INSTRUCTIONS FOR THE TASK
Retype the records in full, and please keep the pictures out of the copy.

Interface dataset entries
=-=-=
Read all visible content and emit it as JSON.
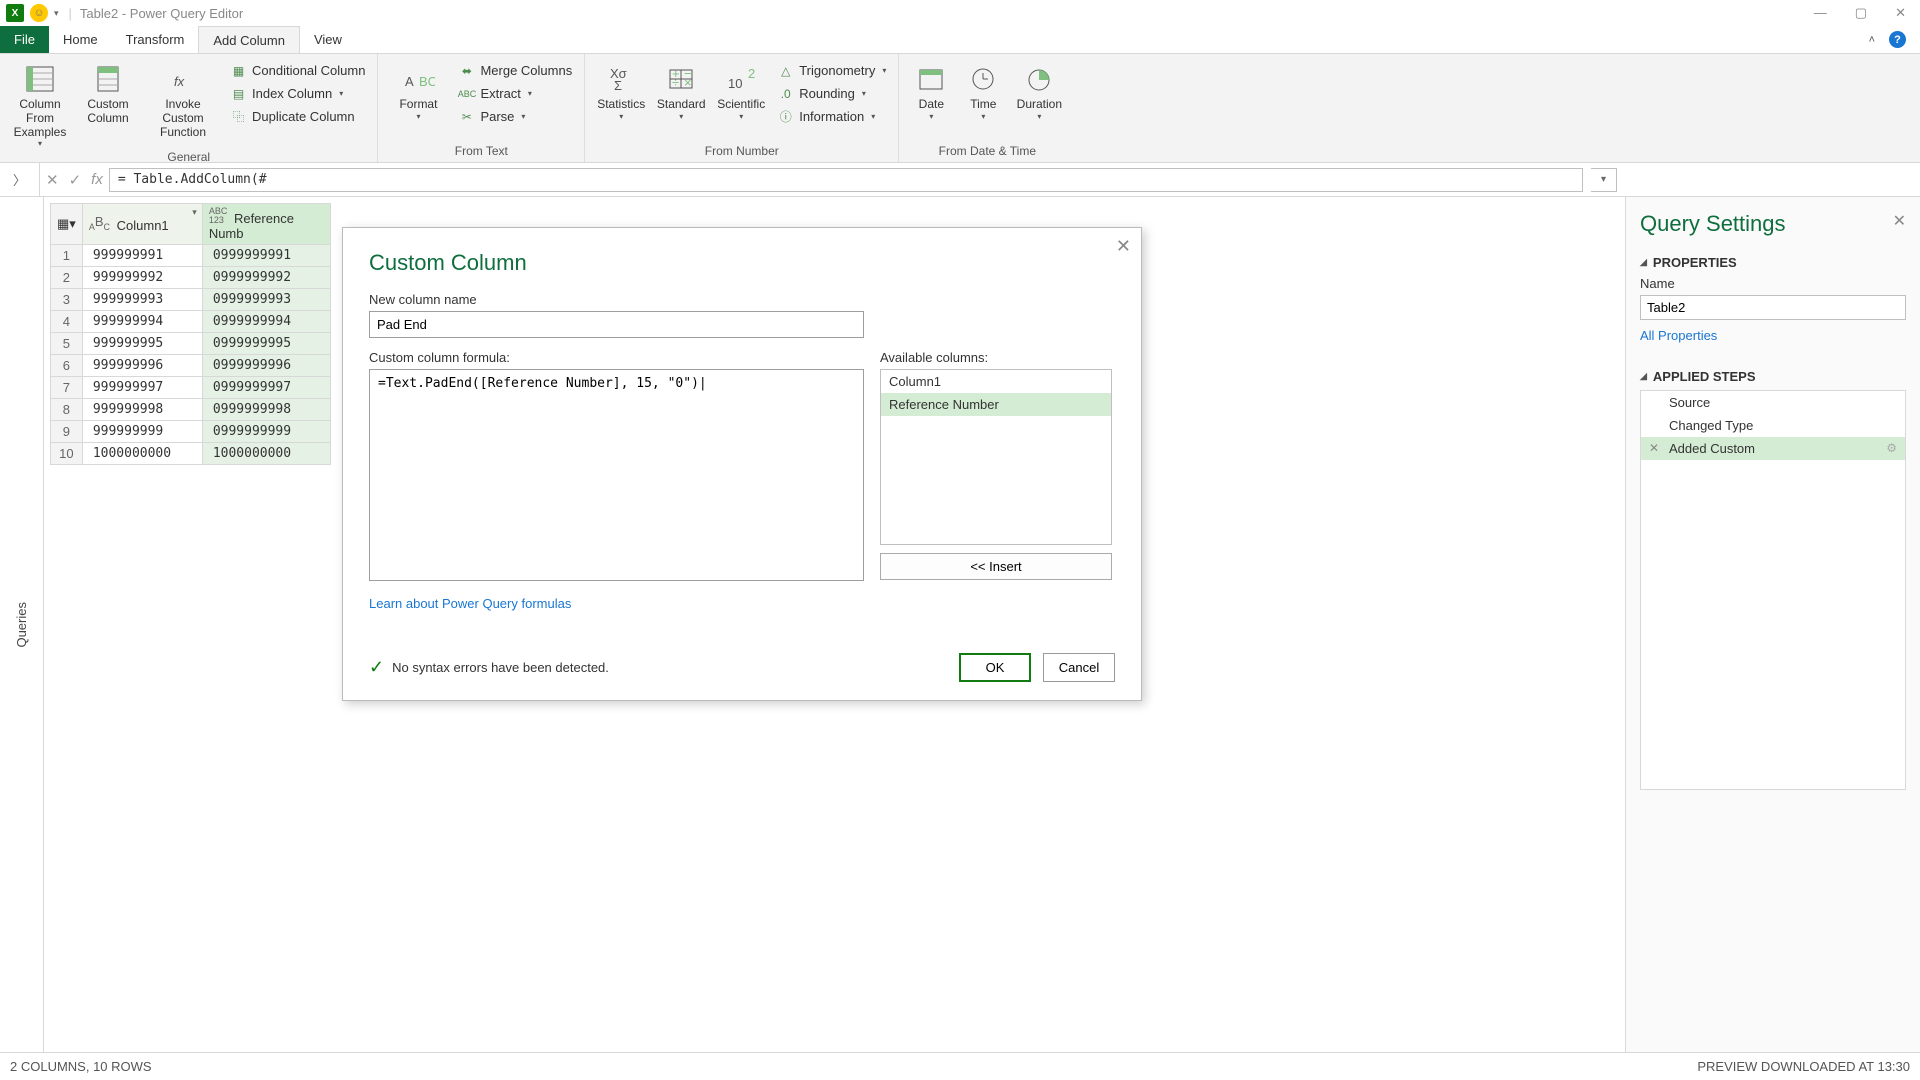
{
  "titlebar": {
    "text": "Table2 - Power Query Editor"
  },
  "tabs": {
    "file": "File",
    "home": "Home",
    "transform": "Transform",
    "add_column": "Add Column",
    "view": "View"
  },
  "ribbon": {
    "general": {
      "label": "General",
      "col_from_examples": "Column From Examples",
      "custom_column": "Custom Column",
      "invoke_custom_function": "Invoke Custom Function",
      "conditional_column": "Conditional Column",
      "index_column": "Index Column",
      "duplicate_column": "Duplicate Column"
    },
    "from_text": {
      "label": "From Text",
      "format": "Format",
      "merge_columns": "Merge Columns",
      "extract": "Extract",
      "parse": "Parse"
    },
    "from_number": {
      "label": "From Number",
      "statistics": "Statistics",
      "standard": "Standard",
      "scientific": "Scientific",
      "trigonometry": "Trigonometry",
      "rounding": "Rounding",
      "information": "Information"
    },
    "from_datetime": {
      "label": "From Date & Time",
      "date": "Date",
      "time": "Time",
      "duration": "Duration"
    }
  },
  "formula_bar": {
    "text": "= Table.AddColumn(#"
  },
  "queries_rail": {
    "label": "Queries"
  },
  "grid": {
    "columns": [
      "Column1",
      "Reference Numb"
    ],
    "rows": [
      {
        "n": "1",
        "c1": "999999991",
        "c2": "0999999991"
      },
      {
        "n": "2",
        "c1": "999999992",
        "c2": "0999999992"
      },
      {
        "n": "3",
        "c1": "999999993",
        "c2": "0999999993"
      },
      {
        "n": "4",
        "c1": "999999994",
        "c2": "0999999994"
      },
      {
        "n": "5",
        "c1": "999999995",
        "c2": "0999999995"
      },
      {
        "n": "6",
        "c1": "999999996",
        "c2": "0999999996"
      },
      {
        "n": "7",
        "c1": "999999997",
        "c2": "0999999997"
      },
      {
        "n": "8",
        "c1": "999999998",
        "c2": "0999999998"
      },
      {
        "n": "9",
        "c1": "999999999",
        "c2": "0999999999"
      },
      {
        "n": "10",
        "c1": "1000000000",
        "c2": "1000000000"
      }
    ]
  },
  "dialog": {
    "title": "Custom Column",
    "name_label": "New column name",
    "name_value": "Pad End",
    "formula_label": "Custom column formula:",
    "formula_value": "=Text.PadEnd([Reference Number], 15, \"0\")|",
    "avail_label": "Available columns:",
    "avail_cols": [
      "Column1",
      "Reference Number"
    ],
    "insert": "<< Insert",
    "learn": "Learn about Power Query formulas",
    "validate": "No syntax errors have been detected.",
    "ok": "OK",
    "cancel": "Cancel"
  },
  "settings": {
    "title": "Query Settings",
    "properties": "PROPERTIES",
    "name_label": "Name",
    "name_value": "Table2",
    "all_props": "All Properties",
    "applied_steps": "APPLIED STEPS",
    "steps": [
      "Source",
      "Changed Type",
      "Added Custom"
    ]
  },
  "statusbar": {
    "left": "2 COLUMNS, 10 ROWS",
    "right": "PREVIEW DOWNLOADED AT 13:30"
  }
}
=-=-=
REPLY
Read all visible content and emit it as JSON.
{
  "titlebar": {
    "text": "Table2 - Power Query Editor"
  },
  "tabs": {
    "file": "File",
    "home": "Home",
    "transform": "Transform",
    "add_column": "Add Column",
    "view": "View"
  },
  "ribbon": {
    "general": {
      "label": "General",
      "col_from_examples": "Column From Examples",
      "custom_column": "Custom Column",
      "invoke_custom_function": "Invoke Custom Function",
      "conditional_column": "Conditional Column",
      "index_column": "Index Column",
      "duplicate_column": "Duplicate Column"
    },
    "from_text": {
      "label": "From Text",
      "format": "Format",
      "merge_columns": "Merge Columns",
      "extract": "Extract",
      "parse": "Parse"
    },
    "from_number": {
      "label": "From Number",
      "statistics": "Statistics",
      "standard": "Standard",
      "scientific": "Scientific",
      "trigonometry": "Trigonometry",
      "rounding": "Rounding",
      "information": "Information"
    },
    "from_datetime": {
      "label": "From Date & Time",
      "date": "Date",
      "time": "Time",
      "duration": "Duration"
    }
  },
  "formula_bar": {
    "text": "= Table.AddColumn(#"
  },
  "queries_rail": {
    "label": "Queries"
  },
  "grid": {
    "columns": [
      "Column1",
      "Reference Numb"
    ],
    "rows": [
      {
        "n": "1",
        "c1": "999999991",
        "c2": "0999999991"
      },
      {
        "n": "2",
        "c1": "999999992",
        "c2": "0999999992"
      },
      {
        "n": "3",
        "c1": "999999993",
        "c2": "0999999993"
      },
      {
        "n": "4",
        "c1": "999999994",
        "c2": "0999999994"
      },
      {
        "n": "5",
        "c1": "999999995",
        "c2": "0999999995"
      },
      {
        "n": "6",
        "c1": "999999996",
        "c2": "0999999996"
      },
      {
        "n": "7",
        "c1": "999999997",
        "c2": "0999999997"
      },
      {
        "n": "8",
        "c1": "999999998",
        "c2": "0999999998"
      },
      {
        "n": "9",
        "c1": "999999999",
        "c2": "0999999999"
      },
      {
        "n": "10",
        "c1": "1000000000",
        "c2": "1000000000"
      }
    ]
  },
  "dialog": {
    "title": "Custom Column",
    "name_label": "New column name",
    "name_value": "Pad End",
    "formula_label": "Custom column formula:",
    "formula_value": "=Text.PadEnd([Reference Number], 15, \"0\")|",
    "avail_label": "Available columns:",
    "avail_cols": [
      "Column1",
      "Reference Number"
    ],
    "insert": "<< Insert",
    "learn": "Learn about Power Query formulas",
    "validate": "No syntax errors have been detected.",
    "ok": "OK",
    "cancel": "Cancel"
  },
  "settings": {
    "title": "Query Settings",
    "properties": "PROPERTIES",
    "name_label": "Name",
    "name_value": "Table2",
    "all_props": "All Properties",
    "applied_steps": "APPLIED STEPS",
    "steps": [
      "Source",
      "Changed Type",
      "Added Custom"
    ]
  },
  "statusbar": {
    "left": "2 COLUMNS, 10 ROWS",
    "right": "PREVIEW DOWNLOADED AT 13:30"
  }
}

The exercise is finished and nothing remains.